Compassion

/ posted in: ReadingReligion

“For attractive lips, speak words of kindness.
For lovely eyes, seek out the good in people.
For a slim figure share your food with the hungry.
For poise, walk with the knowledge you never walk alone.
If you ever need a helping hand, you’ll find one at the end of each of your arms.”
Audrey Hepburn quoted in Field Notes on the Compassionate Life

One chapter that I was easily able to empathize with was about judging people on surface characteristics. The author starts with stories about judging people based on facial scarring and weight.

“Why was my first response not compassion, but instead a series of assessments that went off like a string of mental firecrackers before I even knew I’d lit the match?”

I’m guilty of this all the time. I’m bad about making judgements based on how people dress or speak. This injury experience has given me a chance to be on the other side for a bit. I’ve written before about how people treat me when I’m using the electric carts at stores. I’m not obviously injured so there is hostility rolling off some people when they see me rolling around the store in the cart. I was feeling sort of smug about this. They were going to get their karmic comeuppance for thinking I was just lazy. Then I scooted into an aisle when a very large woman in a cart was coming the other way. My automatic first thought was, “She needs the exercise. She should be walking.” That was a wake-up call. When I got closer to her and saw the junk food in her cart my critical mind started up again. “It is her fault that she’s like that.” As I passed her I could then see the bandages wrapping her leg from ankle to thigh. Sign me up for my comeuppance too.

I’m trying to be more mindful of this behavior. I’m trying to stop the voice in my head when it starts making comments about people and replacing it with something good about that person. It is hard work. The first two days I worked after starting this I had to deal with some horrid people. Maybe that was my payback. The universe lined up all the nasty people it could find to test my committment to being nice. It reminded me of advice I had heard to never pray for patience or you will be given many opportunities to practice it.

The last part of this chapter is about a week the author spent on the street learning what it was like to be homeless. He was with a group who learned to find safe places to sleep and eat. They also had to beg enough money to get their busfare home at the end of the week. The contempt of other people was the worst part of it for them. They wanted to tell these smug people that they were journalists or doctors or whatever. This was just a temporary thing for them. They wanted to be treated as humans again.
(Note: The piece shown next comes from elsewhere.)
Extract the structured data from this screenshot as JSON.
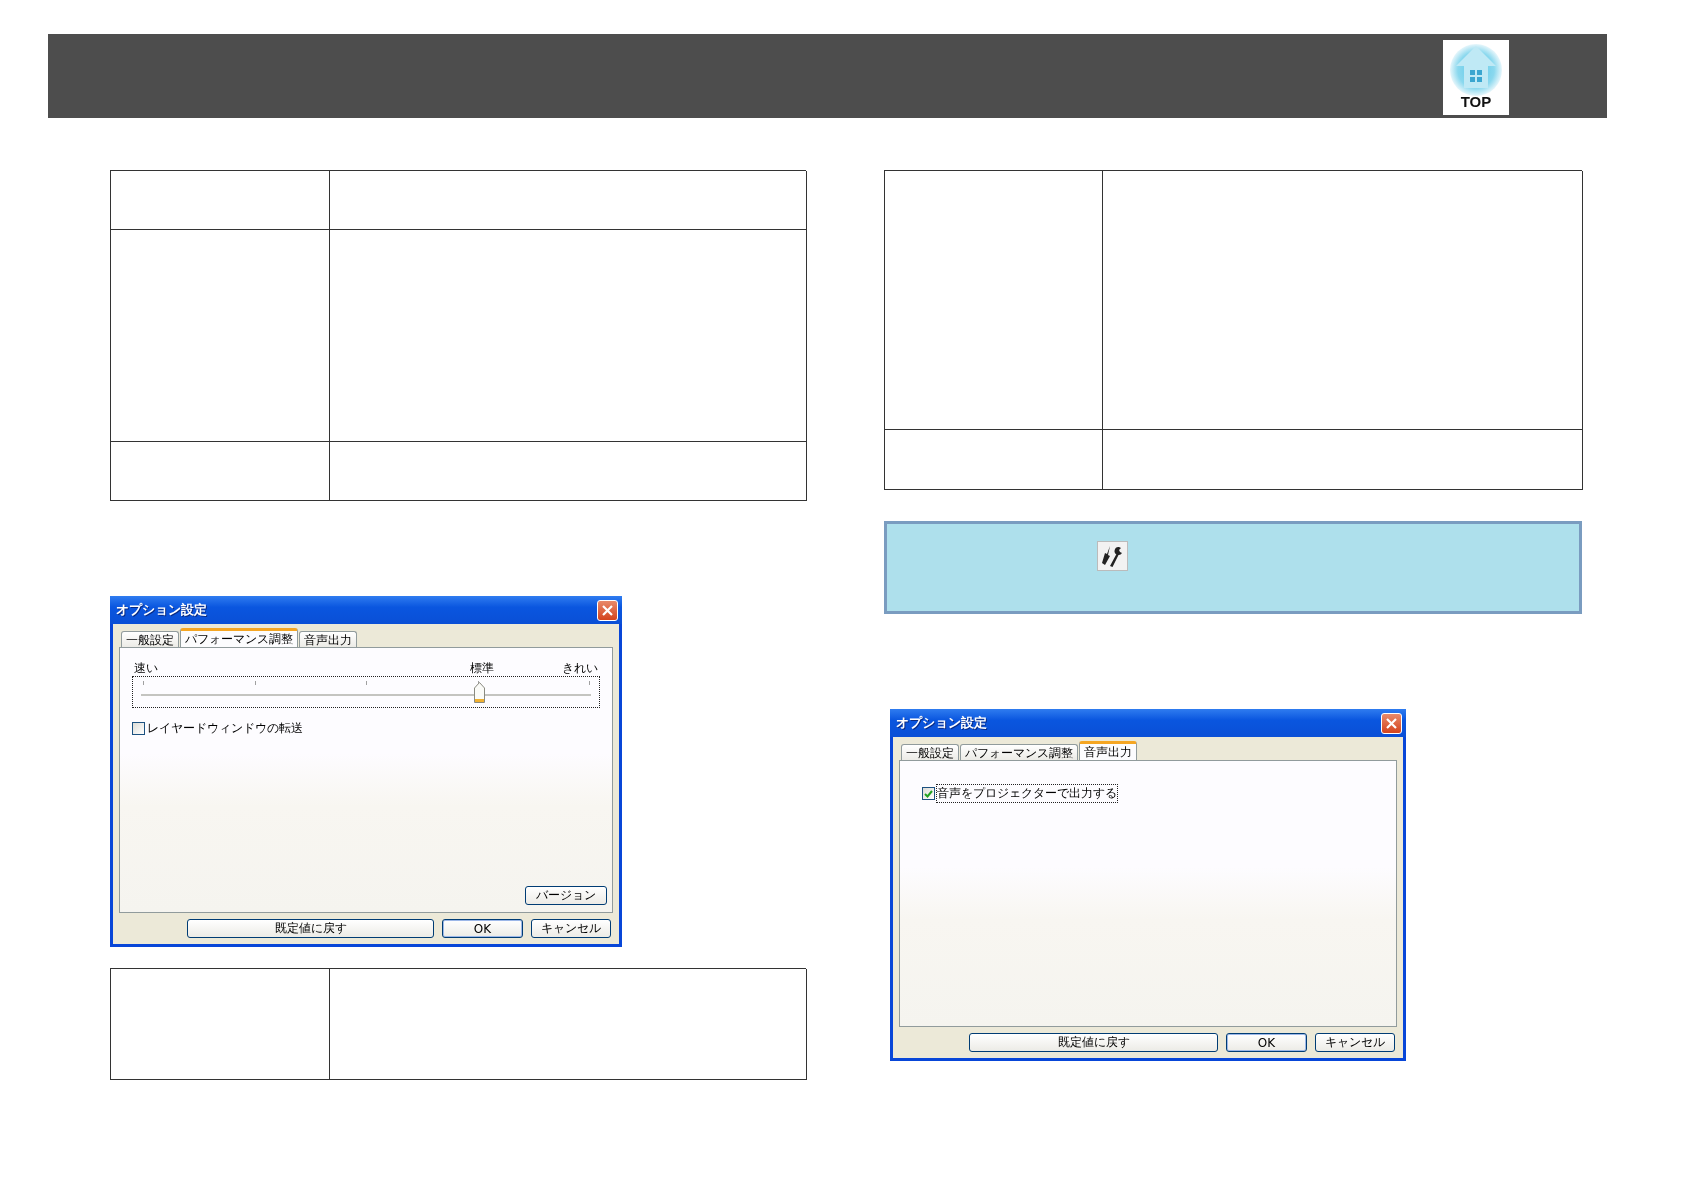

I used to serve meals at a homeless shelter a few times a year. The people we were serving were always so nice. They always had a nice thing to say to us and thanked us profusely for being there. I don’t know if we were as uplifting to them as they were to us. I’d like to have the opportunity to volunteer again but there are no shelters here. I’d have to drive to a city to do that. I’m thinking about finding a place to volunteer on days when I’m in the city. That’s the sneaky thing about this book. It makes you want to go out and do things for other people.